In the records that follow, show each line where the word "control" is present.
*** Opening of RECORD EXCERPTS ***
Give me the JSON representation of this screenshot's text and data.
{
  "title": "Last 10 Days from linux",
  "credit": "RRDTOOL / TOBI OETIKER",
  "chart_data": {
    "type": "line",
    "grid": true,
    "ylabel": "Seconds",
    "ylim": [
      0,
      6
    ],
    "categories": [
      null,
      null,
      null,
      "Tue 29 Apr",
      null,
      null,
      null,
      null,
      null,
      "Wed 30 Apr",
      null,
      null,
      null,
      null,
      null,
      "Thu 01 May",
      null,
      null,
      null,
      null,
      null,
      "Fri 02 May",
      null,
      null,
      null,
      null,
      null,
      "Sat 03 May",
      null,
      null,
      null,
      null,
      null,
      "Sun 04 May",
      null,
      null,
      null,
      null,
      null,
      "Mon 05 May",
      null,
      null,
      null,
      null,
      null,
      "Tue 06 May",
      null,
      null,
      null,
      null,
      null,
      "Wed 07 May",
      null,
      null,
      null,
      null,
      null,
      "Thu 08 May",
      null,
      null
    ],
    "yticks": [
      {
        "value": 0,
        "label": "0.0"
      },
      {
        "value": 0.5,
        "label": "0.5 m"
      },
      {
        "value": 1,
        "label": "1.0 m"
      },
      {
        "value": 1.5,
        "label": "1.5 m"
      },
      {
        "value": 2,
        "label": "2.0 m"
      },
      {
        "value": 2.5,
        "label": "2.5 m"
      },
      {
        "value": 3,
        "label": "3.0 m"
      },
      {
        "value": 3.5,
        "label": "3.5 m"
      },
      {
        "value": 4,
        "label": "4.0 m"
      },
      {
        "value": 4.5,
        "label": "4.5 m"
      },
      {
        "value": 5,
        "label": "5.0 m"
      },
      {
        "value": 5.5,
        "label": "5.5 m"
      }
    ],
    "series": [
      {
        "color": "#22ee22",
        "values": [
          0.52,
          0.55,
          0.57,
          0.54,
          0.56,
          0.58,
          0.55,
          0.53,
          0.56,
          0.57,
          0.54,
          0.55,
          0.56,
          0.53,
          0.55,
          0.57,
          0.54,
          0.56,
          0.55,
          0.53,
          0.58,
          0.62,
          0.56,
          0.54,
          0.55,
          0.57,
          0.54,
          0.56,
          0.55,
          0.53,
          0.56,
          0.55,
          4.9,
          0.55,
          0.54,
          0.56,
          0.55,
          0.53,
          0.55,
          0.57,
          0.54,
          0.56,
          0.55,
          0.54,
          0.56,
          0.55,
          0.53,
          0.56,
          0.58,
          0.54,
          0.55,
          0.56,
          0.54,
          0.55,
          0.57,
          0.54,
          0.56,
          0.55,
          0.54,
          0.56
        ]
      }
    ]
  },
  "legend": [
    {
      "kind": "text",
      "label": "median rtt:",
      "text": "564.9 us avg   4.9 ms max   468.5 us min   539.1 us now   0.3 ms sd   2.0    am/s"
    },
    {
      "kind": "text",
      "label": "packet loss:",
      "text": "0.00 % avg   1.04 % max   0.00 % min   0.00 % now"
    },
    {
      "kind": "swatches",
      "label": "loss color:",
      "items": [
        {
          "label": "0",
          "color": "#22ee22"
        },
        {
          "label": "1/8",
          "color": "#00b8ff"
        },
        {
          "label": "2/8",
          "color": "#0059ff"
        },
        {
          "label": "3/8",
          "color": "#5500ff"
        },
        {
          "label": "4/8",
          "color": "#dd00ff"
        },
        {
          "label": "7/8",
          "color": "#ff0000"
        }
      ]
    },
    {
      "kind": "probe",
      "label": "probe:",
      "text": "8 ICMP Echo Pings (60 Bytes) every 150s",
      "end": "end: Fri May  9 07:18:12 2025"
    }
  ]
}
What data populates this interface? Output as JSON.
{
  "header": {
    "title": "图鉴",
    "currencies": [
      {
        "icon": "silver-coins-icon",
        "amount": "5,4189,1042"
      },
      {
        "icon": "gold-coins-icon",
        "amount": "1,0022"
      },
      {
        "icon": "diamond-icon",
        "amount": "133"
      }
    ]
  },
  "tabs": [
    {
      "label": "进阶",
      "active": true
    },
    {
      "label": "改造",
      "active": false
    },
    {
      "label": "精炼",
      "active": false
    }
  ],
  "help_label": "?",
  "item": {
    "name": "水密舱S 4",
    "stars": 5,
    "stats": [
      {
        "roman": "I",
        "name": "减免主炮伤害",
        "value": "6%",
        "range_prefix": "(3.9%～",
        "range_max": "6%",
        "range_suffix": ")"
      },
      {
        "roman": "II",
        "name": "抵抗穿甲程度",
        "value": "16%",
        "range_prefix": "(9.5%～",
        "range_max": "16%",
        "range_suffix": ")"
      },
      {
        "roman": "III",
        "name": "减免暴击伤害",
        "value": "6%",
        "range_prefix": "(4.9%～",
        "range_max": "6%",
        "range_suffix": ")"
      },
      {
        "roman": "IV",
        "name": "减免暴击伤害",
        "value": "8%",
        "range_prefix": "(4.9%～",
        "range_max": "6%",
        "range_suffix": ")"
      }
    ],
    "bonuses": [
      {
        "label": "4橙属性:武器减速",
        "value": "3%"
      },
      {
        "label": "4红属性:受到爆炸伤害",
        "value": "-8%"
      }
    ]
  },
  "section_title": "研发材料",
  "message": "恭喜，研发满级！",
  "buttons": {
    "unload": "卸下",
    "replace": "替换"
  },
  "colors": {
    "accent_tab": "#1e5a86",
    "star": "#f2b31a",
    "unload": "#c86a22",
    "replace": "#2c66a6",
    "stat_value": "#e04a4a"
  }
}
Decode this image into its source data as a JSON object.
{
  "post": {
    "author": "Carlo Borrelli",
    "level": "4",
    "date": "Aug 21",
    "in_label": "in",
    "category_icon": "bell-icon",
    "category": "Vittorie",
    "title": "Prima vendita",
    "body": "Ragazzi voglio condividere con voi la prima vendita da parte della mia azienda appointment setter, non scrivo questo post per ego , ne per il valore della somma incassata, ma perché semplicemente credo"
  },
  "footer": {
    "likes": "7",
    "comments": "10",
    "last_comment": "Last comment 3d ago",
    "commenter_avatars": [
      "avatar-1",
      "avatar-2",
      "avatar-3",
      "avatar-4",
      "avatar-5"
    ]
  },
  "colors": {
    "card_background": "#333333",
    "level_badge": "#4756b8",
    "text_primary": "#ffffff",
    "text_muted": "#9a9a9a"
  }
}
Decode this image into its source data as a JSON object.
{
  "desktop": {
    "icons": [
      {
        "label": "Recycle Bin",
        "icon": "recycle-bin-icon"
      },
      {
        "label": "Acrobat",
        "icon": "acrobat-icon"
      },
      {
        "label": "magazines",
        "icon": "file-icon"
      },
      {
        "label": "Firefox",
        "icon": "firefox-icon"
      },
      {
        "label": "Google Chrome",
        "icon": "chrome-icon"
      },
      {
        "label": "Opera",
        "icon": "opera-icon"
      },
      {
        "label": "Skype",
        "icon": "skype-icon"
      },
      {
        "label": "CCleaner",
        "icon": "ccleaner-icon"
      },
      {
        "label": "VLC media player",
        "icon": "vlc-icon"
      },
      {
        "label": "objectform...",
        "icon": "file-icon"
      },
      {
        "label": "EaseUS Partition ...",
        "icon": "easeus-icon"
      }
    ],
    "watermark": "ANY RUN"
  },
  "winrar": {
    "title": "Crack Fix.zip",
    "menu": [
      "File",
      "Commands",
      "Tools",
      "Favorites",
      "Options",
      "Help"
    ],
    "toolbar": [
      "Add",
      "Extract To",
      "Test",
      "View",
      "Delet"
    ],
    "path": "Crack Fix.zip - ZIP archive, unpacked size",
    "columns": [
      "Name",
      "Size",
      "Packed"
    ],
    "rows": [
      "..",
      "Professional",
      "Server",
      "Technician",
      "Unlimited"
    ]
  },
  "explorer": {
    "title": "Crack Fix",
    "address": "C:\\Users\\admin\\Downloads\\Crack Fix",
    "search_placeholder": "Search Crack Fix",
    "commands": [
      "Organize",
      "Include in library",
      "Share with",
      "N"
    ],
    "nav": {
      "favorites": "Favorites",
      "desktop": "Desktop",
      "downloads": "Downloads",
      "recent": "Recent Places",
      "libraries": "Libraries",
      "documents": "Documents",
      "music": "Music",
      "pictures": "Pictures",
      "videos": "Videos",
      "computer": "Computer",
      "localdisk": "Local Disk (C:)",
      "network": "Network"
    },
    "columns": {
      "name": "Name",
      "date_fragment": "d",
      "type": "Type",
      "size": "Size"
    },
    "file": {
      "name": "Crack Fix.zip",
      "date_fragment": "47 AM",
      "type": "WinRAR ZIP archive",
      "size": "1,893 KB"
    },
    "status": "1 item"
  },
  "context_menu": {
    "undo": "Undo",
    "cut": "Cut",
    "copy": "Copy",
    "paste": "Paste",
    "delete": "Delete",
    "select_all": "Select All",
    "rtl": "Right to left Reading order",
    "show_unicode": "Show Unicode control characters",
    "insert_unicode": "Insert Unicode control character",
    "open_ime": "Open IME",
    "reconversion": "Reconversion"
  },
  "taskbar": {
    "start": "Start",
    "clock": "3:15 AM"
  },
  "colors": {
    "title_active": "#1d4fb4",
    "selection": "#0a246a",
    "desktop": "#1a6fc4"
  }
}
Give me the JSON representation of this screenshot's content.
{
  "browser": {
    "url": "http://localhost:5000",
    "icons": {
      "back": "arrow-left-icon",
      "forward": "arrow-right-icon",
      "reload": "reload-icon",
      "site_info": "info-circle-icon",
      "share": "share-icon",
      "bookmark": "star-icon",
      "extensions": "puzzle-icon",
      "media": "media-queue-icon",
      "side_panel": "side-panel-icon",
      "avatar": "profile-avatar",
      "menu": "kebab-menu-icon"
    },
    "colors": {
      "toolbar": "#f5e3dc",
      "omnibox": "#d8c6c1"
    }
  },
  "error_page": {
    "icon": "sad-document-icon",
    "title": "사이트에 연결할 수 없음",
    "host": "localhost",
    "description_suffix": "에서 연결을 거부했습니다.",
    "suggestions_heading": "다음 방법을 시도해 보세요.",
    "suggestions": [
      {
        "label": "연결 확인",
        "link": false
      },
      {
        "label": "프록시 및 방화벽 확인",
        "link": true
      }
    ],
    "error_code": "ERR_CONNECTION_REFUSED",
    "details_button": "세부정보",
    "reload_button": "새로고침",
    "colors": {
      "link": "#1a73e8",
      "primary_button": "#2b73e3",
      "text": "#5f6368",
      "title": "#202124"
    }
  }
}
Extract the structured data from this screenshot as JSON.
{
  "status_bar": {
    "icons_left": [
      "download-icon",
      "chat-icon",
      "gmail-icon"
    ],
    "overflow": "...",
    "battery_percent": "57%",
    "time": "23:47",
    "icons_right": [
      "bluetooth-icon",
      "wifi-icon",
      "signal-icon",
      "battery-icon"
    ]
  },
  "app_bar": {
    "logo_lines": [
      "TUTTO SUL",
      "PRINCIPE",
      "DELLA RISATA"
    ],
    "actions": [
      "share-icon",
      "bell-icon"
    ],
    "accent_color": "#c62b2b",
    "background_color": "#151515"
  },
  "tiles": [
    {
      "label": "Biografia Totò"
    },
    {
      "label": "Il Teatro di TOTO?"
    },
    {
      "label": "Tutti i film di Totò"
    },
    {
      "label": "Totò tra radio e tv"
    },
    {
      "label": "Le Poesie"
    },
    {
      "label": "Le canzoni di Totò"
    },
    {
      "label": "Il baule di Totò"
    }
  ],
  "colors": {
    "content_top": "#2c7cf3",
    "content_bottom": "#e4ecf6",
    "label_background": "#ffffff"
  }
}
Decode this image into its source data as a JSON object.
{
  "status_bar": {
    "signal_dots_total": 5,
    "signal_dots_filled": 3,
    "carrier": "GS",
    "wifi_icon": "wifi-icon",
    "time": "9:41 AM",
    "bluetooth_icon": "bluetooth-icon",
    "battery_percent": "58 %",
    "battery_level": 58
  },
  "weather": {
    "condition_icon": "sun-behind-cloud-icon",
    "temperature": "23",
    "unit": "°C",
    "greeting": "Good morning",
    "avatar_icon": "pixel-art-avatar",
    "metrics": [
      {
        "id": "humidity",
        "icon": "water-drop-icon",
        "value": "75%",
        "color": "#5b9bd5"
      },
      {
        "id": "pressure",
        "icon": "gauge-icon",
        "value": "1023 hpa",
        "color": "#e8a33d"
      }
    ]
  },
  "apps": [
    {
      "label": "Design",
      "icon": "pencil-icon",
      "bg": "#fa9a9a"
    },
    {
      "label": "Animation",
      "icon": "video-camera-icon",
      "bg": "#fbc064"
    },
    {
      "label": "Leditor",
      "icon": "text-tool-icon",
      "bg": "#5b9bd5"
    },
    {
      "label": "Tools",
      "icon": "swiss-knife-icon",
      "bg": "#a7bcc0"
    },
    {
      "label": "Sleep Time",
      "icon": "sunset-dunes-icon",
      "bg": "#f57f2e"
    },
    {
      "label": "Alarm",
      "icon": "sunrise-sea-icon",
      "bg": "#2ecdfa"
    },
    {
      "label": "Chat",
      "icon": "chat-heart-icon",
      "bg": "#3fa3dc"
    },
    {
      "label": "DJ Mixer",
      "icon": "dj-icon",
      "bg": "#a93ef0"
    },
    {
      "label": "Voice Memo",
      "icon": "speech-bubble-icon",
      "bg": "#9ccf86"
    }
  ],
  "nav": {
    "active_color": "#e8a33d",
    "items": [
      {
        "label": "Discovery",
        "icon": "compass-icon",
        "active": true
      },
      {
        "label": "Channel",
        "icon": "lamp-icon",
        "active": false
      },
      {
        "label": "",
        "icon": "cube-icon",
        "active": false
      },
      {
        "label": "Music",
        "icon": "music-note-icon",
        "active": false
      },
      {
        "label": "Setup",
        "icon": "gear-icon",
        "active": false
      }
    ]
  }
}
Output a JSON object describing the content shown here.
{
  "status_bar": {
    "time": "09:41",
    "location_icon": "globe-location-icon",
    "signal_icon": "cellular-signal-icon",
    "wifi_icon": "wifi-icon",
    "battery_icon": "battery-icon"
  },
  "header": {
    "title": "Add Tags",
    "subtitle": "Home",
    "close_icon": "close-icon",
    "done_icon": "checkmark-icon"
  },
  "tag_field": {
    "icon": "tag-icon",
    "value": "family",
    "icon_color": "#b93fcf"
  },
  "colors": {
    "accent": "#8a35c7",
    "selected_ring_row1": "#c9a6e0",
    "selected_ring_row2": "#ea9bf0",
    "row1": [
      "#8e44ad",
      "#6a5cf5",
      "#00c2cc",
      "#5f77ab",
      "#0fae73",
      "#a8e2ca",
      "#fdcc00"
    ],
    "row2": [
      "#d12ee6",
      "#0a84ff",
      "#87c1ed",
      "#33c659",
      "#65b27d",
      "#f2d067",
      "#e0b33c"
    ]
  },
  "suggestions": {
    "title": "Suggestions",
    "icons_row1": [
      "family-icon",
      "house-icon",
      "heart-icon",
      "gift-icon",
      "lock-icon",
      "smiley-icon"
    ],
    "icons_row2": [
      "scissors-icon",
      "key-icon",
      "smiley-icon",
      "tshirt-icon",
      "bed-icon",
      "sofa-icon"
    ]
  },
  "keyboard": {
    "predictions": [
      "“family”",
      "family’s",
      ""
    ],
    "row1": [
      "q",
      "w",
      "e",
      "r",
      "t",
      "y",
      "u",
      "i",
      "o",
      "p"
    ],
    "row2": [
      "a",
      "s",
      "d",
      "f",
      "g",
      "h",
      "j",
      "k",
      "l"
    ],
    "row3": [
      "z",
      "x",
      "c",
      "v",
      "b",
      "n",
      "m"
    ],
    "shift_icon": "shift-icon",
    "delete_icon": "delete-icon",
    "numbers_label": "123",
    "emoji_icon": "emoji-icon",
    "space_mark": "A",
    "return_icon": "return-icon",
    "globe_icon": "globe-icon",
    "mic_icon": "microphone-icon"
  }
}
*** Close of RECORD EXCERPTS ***
→ FINISHED EXERCISE
    "show_unicode": "Show Unicode control characters",
    "insert_unicode": "Insert Unicode control character",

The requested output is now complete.